[Website and app data records]
————————

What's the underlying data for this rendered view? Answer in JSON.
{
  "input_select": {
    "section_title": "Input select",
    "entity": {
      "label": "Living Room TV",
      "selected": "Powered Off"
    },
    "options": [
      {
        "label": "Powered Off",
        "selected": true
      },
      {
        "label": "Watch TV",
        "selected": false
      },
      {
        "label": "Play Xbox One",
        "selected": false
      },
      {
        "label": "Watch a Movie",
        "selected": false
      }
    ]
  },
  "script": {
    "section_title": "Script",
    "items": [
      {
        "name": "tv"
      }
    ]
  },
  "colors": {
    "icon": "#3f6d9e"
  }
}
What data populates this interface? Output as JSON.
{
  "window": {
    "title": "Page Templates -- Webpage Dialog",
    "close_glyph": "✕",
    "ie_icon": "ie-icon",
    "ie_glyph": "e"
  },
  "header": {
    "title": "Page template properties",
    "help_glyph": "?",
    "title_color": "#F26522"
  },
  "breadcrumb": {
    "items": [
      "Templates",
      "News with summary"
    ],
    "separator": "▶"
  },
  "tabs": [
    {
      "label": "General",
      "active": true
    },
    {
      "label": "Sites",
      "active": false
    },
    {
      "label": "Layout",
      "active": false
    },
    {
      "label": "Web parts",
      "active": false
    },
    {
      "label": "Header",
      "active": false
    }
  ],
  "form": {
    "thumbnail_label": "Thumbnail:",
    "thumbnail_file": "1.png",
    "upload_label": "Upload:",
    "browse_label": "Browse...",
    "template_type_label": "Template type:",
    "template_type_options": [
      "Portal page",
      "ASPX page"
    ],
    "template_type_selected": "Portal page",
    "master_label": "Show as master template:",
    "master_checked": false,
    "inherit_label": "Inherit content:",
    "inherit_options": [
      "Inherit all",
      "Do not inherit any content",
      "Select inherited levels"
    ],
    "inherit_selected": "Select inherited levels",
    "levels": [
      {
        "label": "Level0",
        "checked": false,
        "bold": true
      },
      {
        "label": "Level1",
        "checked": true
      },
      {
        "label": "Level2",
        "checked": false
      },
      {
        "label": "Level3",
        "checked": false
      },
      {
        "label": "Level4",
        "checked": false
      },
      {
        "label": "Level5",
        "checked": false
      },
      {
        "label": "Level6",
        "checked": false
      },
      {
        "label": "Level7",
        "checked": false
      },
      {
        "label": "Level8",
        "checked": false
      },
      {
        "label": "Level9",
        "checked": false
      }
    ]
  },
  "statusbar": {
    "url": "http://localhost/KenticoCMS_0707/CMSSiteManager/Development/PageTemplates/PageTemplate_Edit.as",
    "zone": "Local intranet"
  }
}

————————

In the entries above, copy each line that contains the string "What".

#### EXERCISE SOLUTION
What's the underlying data for this rendered view? Answer in JSON.
What data populates this interface? Output as JSON.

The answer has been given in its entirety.